- _Exercise prompt_
An exact reproduction of the records is required. Images must be left out.

Website and app data records:

══════════

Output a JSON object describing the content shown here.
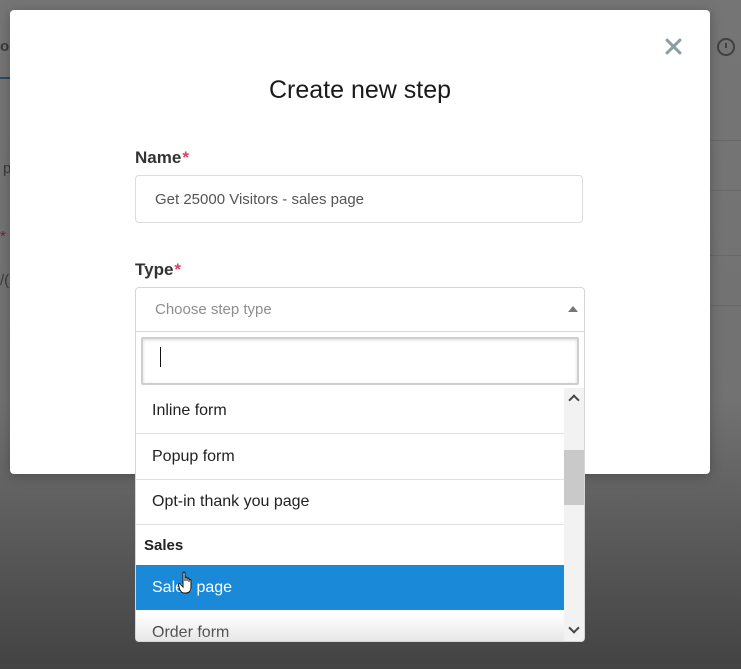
{
  "background": {
    "fragments": [
      "o",
      "p",
      "*",
      "/("
    ]
  },
  "modal": {
    "title": "Create new step",
    "close_icon": "close-icon",
    "name_label": "Name",
    "name_required_mark": "*",
    "name_value": "Get 25000 Visitors - sales page",
    "type_label": "Type",
    "type_required_mark": "*"
  },
  "type_select": {
    "placeholder": "Choose step type",
    "search_value": "",
    "options": [
      {
        "label": "Inline form",
        "group": false,
        "selected": false
      },
      {
        "label": "Popup form",
        "group": false,
        "selected": false
      },
      {
        "label": "Opt-in thank you page",
        "group": false,
        "selected": false
      },
      {
        "label": "Sales",
        "group": true,
        "selected": false
      },
      {
        "label": "Sales page",
        "group": false,
        "selected": true
      },
      {
        "label": "Order form",
        "group": false,
        "selected": false
      }
    ],
    "selected_option": "Sales page"
  },
  "colors": {
    "accent": "#1a8ad8",
    "required": "#e0405c",
    "close_icon": "#8aa0a0"
  },
  "cursor_icon": "hand-pointer-icon"
}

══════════

- _Task answer_
Output a JSON object describing the content shown here.
{
  "background": {
    "fragments": [
      "o",
      "p",
      "*",
      "/("
    ]
  },
  "modal": {
    "title": "Create new step",
    "close_icon": "close-icon",
    "name_label": "Name",
    "name_required_mark": "*",
    "name_value": "Get 25000 Visitors - sales page",
    "type_label": "Type",
    "type_required_mark": "*"
  },
  "type_select": {
    "placeholder": "Choose step type",
    "search_value": "",
    "options": [
      {
        "label": "Inline form",
        "group": false,
        "selected": false
      },
      {
        "label": "Popup form",
        "group": false,
        "selected": false
      },
      {
        "label": "Opt-in thank you page",
        "group": false,
        "selected": false
      },
      {
        "label": "Sales",
        "group": true,
        "selected": false
      },
      {
        "label": "Sales page",
        "group": false,
        "selected": true
      },
      {
        "label": "Order form",
        "group": false,
        "selected": false
      }
    ],
    "selected_option": "Sales page"
  },
  "colors": {
    "accent": "#1a8ad8",
    "required": "#e0405c",
    "close_icon": "#8aa0a0"
  },
  "cursor_icon": "hand-pointer-icon"
}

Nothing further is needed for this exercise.